Action item: In the entries below, find every line holding the string "Background" and collect it.

Data supplied:

● ● ●

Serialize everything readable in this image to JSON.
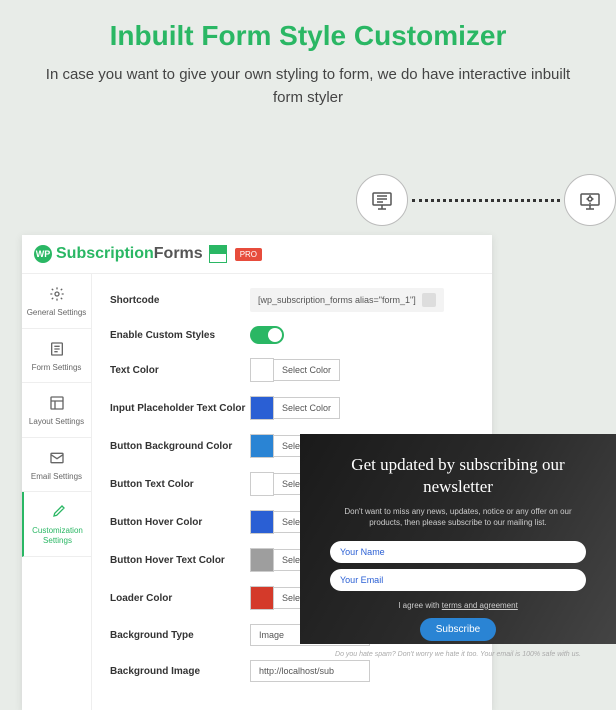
{
  "hero": {
    "title": "Inbuilt Form Style Customizer",
    "desc": "In case you want to give your own styling to form, we do have interactive inbuilt form styler"
  },
  "logo": {
    "wp": "WP",
    "sub": "Subscription",
    "forms": "Forms",
    "pro": "PRO"
  },
  "sidebar": [
    {
      "label": "General Settings"
    },
    {
      "label": "Form Settings"
    },
    {
      "label": "Layout Settings"
    },
    {
      "label": "Email Settings"
    },
    {
      "label": "Customization Settings"
    }
  ],
  "rows": {
    "shortcode_label": "Shortcode",
    "shortcode_value": "[wp_subscription_forms alias=\"form_1\"]",
    "enable_label": "Enable Custom Styles",
    "select_color": "Select Color",
    "text_color": {
      "label": "Text Color",
      "swatch": "#ffffff"
    },
    "placeholder_color": {
      "label": "Input Placeholder Text Color",
      "swatch": "#2a5fd4"
    },
    "btn_bg": {
      "label": "Button Background Color",
      "swatch": "#2a84d4"
    },
    "btn_text": {
      "label": "Button Text Color",
      "swatch": "#ffffff"
    },
    "btn_hover": {
      "label": "Button Hover Color",
      "swatch": "#2a5fd4"
    },
    "btn_hover_text": {
      "label": "Button Hover Text Color",
      "swatch": "#9e9e9e"
    },
    "loader": {
      "label": "Loader Color",
      "swatch": "#d43a2a"
    },
    "bg_type_label": "Background Type",
    "bg_type_value": "Image",
    "bg_image_label": "Background Image",
    "bg_image_value": "http://localhost/sub"
  },
  "preview": {
    "heading": "Get updated by subscribing our newsletter",
    "sub": "Don't want to miss any news, updates, notice or any offer on our products, then please subscribe to our mailing list.",
    "name_ph": "Your Name",
    "email_ph": "Your Email",
    "agree_pre": "I agree with ",
    "agree_link": "terms and agreement",
    "btn": "Subscribe",
    "spam": "Do you hate spam? Don't worry we hate it too. Your email is 100% safe with us."
  }
}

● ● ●

Written solution:
      "label": "Button Background Color",
    "bg_type_label": "Background Type",
    "bg_image_label": "Background Image",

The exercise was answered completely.